White House Press Secretary Josh Earnest indicated Monday that the enhanced interrogation techniques employed under the Bush administration should not have been used, even if they helped snare Osama Bin Laden.
The capture of Bin Laden is one of the greatest successes of Obama’s presidency. That success, however, was predicated on work done during the Bush administration, including intelligence that helped find Bin Laden. There is evidence information gleaned from the enhanced interrogations led to Bin Laden’s courier, who served as his connection to the outside world.
From an exchange between Earnest and Jonathan Karl of ABC News.
KARL: But let me try just one last very specific one that you’ve certainly talked a lot about over the last few years.Osama bin Laden — were these techniques crucial to getting the intelligence that led to the killing of Osama bin Laden?
EARNEST: Well, Jon, this has been litigated quite extensively, and it —
KARL: You should have an answer right there at the tip of your —
EARNEST: Well, these are, of course, complicated issues and they’re worthy of discussion.
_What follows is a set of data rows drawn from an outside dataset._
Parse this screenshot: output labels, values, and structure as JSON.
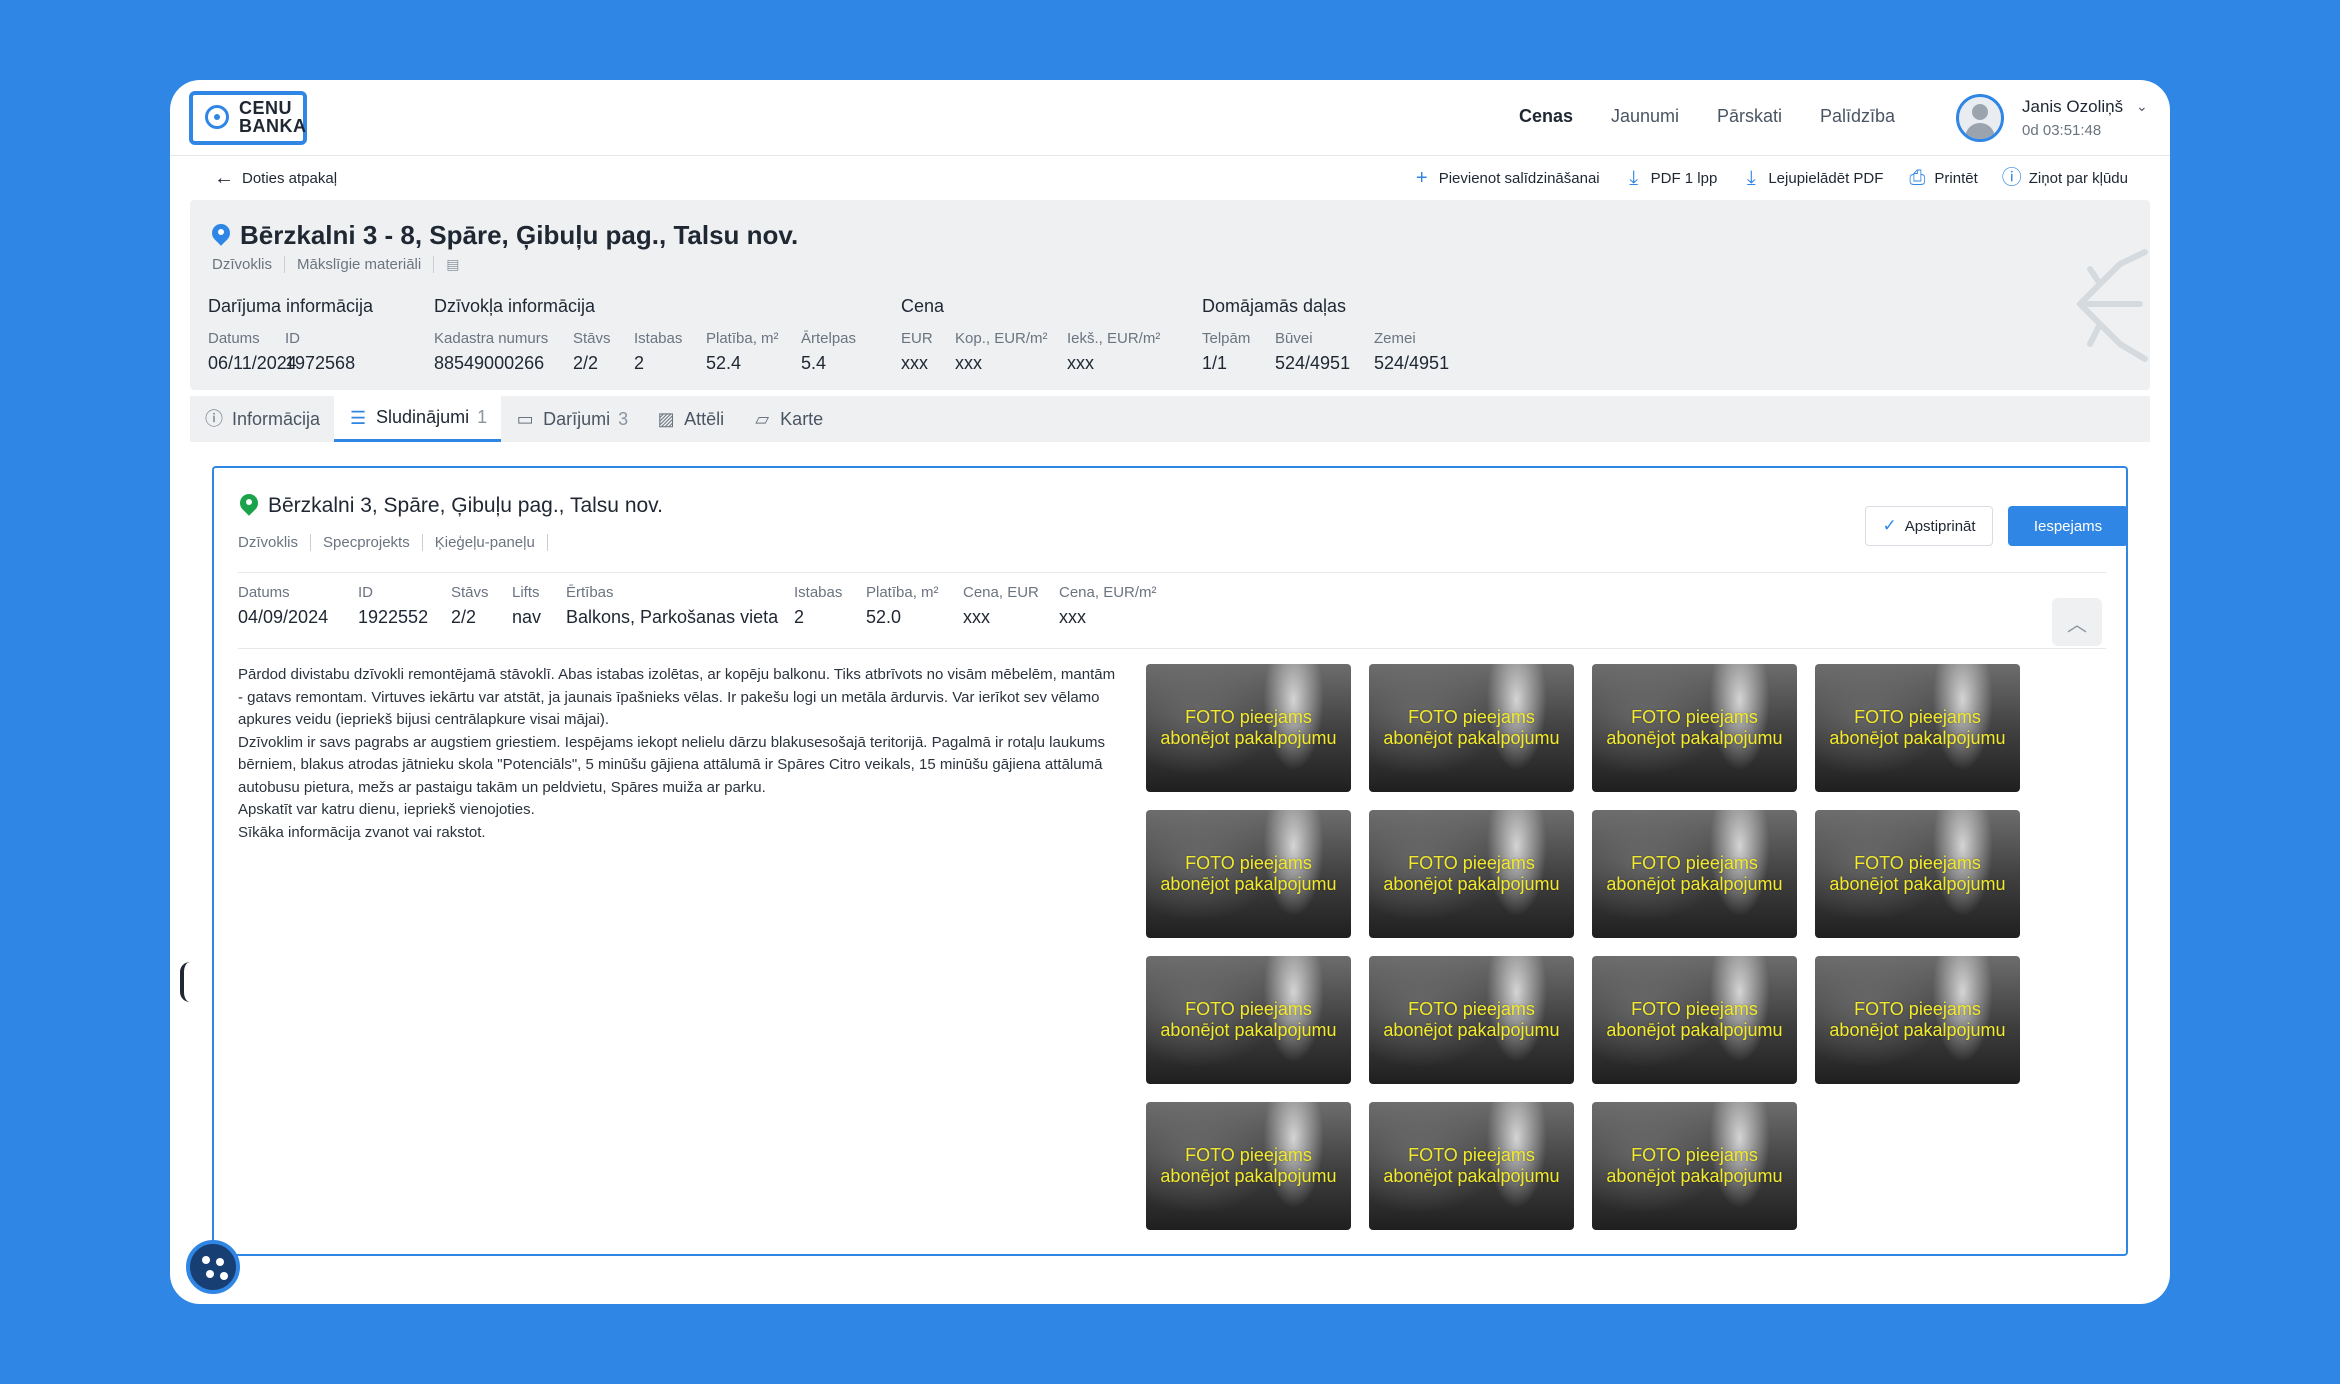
{
  "brand": {
    "line1": "CENU",
    "line2": "BANKA"
  },
  "nav": [
    {
      "label": "Cenas",
      "active": true
    },
    {
      "label": "Jaunumi",
      "active": false
    },
    {
      "label": "Pārskati",
      "active": false
    },
    {
      "label": "Palīdzība",
      "active": false
    }
  ],
  "user": {
    "name": "Janis Ozoliņš",
    "time": "0d 03:51:48"
  },
  "toolbar": {
    "back": "Doties atpakaļ",
    "add_compare": "Pievienot salīdzināšanai",
    "pdf_1": "PDF 1 lpp",
    "download_pdf": "Lejupielādēt PDF",
    "print": "Printēt",
    "report": "Ziņot par kļūdu"
  },
  "property": {
    "title": "Bērzkalni 3 - 8, Spāre, Ģibuļu pag., Talsu nov.",
    "tags": [
      "Dzīvoklis",
      "Mākslīgie materiāli"
    ],
    "transaction": {
      "section": "Darījuma informācija",
      "date_label": "Datums",
      "date": "06/11/2024",
      "id_label": "ID",
      "id": "1972568"
    },
    "apartment": {
      "section": "Dzīvokļa informācija",
      "cadastre_label": "Kadastra numurs",
      "cadastre": "88549000266",
      "floor_label": "Stāvs",
      "floor": "2/2",
      "rooms_label": "Istabas",
      "rooms": "2",
      "area_label": "Platība, m²",
      "area": "52.4",
      "outer_label": "Ārtelpas",
      "outer": "5.4"
    },
    "price": {
      "section": "Cena",
      "eur_label": "EUR",
      "eur": "xxx",
      "total_label": "Kop., EUR/m²",
      "total": "xxx",
      "inner_label": "Iekš., EUR/m²",
      "inner": "xxx"
    },
    "shares": {
      "section": "Domājamās daļas",
      "room_label": "Telpām",
      "room": "1/1",
      "building_label": "Būvei",
      "building": "524/4951",
      "land_label": "Zemei",
      "land": "524/4951"
    }
  },
  "tabs": [
    {
      "label": "Informācija",
      "count": "",
      "active": false,
      "icon": "info-icon"
    },
    {
      "label": "Sludinājumi",
      "count": "1",
      "active": true,
      "icon": "list-icon"
    },
    {
      "label": "Darījumi",
      "count": "3",
      "active": false,
      "icon": "folder-icon"
    },
    {
      "label": "Attēli",
      "count": "",
      "active": false,
      "icon": "image-icon"
    },
    {
      "label": "Karte",
      "count": "",
      "active": false,
      "icon": "map-icon"
    }
  ],
  "listing": {
    "title": "Bērzkalni 3, Spāre, Ģibuļu pag., Talsu nov.",
    "tags": [
      "Dzīvoklis",
      "Specprojekts",
      "Ķieģeļu-paneļu"
    ],
    "approve": "Apstiprināt",
    "option": "Iespejams",
    "fields": {
      "date_label": "Datums",
      "date": "04/09/2024",
      "id_label": "ID",
      "id": "1922552",
      "floor_label": "Stāvs",
      "floor": "2/2",
      "lift_label": "Lifts",
      "lift": "nav",
      "amen_label": "Ērtības",
      "amen": "Balkons, Parkošanas vieta",
      "rooms_label": "Istabas",
      "rooms": "2",
      "area_label": "Platība, m²",
      "area": "52.0",
      "price_label": "Cena, EUR",
      "price": "xxx",
      "ppm_label": "Cena, EUR/m²",
      "ppm": "xxx"
    },
    "description": [
      "Pārdod divistabu dzīvokli remontējamā stāvoklī. Abas istabas izolētas, ar kopēju balkonu. Tiks atbrīvots no visām mēbelēm, mantām - gatavs remontam. Virtuves iekārtu var atstāt, ja jaunais īpašnieks vēlas. Ir pakešu logi un metāla ārdurvis. Var ierīkot sev vēlamo apkures veidu (iepriekš bijusi centrālapkure visai mājai).",
      "Dzīvoklim ir savs pagrabs ar augstiem griestiem. Iespējams iekopt nelielu dārzu blakusesošajā teritorijā. Pagalmā ir rotaļu laukums bērniem, blakus atrodas jātnieku skola \"Potenciāls\", 5 minūšu gājiena attālumā ir Spāres Citro veikals, 15 minūšu gājiena attālumā autobusu pietura, mežs ar pastaigu takām un peldvietu, Spāres muiža ar parku.",
      "Apskatīt var katru dienu, iepriekš vienojoties.",
      "Sīkāka informācija zvanot vai rakstot."
    ],
    "photo_line1": "FOTO pieejams",
    "photo_line2": "abonējot pakalpojumu",
    "photo_count": 15
  },
  "colors": {
    "accent": "#2f86e4",
    "pin_listing": "#1aa34a",
    "overlay_text": "#f2ea2a"
  }
}
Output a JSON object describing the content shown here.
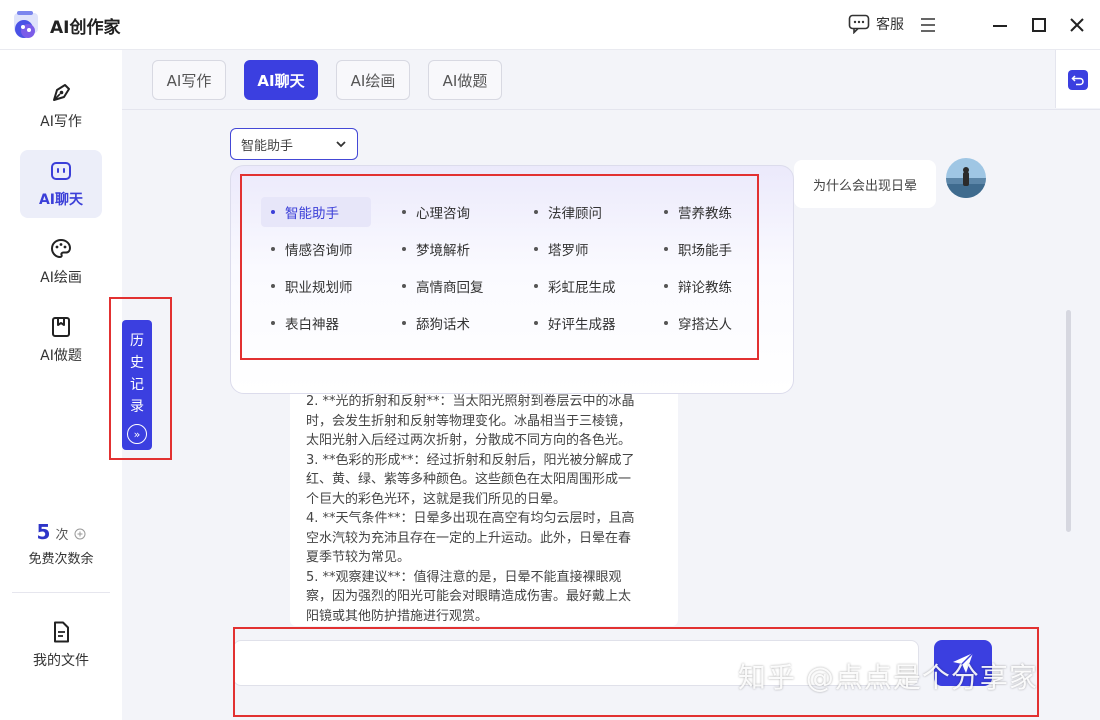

And this was something that was talked about quite a bit in the days immediately following the successful raid against Osama bin Laden . . .
And so the point is, you’re asking a very difficult question and there are a variety of views on it, but it’s the President’s view that wherever you come down on this equation of, yes, it yielded information that was helpful, yes, it yielded information that was crucial, or no, it didn’t yield any helpful information, the President believes that regardless of what the answer to that question is, that the use of these techniques was not worth it because of the harm that was done to our national values and the sense of what it is that we believe in as Americans.
A report on the techniques was released today by Democrats who lead the Senate Intelligence Committee. Obama, in a written statement, praised the release, no matter the potential backlash throughout the world:
I have consistently supported the declassification of today’s report. No nation is perfect. But one of the strengths that makes America exceptional is our willingness to openly confront our past, face our imperfections, make changes and do better . . . Today is also a reminder that upholding the values we profess doesn’t make us weaker, it makes us stronger, and that the United States of America will remain the greatest force for freedom and human dignity that the world has ever known.
Well, that’s all very nice, but there are many who say the program, which clearly included torture, not only led to Bin Laden but prevented further attacks on our nation.
Instead of agonizing over uncomfortable interrogation techniques, Obama sits in his office and orders drones to kill and maim terrorists and their associates who haven’t been tried, along with civilians who might surround them. Is that any more consistent with our values?
How about dropping atomic bombs on civilians? Would Obama like to take that one back?
I don’t particularly mind that we tortured – and yes, I’m willing to call it what it is – a few obvious evildoers to prevent the possible deaths of thousands of American civilians. I don’t think it damaged the soul of our nation. And I don’t see how it could not have led to valuable intelligence.
We are a good people, the most ethical on earth. We are also a people who will do what is necessary to preserve our republic when our republic is threatened. That doesn’t mean we’ll do anything necessary. But it does mean we can confront the world as we find it when it’s trying to burn down our home.
My father once told me that the Russians, when they liberated the concentration camps, gave their weapons to the Jews and let them shoot all their Nazi guards. The Russians, I thought. They didn’t quite have the ethical restraints we did. But they exacted true justice. I liked it.
During my days as a bartender, one of my regulars had been a World War II tank commander on the Western front, rolling all the way through France into Germany. He too had helped liberate a concentration camp or two. I told him this story of the Russians and the Jewish concentration camp inmates.
“What do you think we did?” He asked me.
I liked it.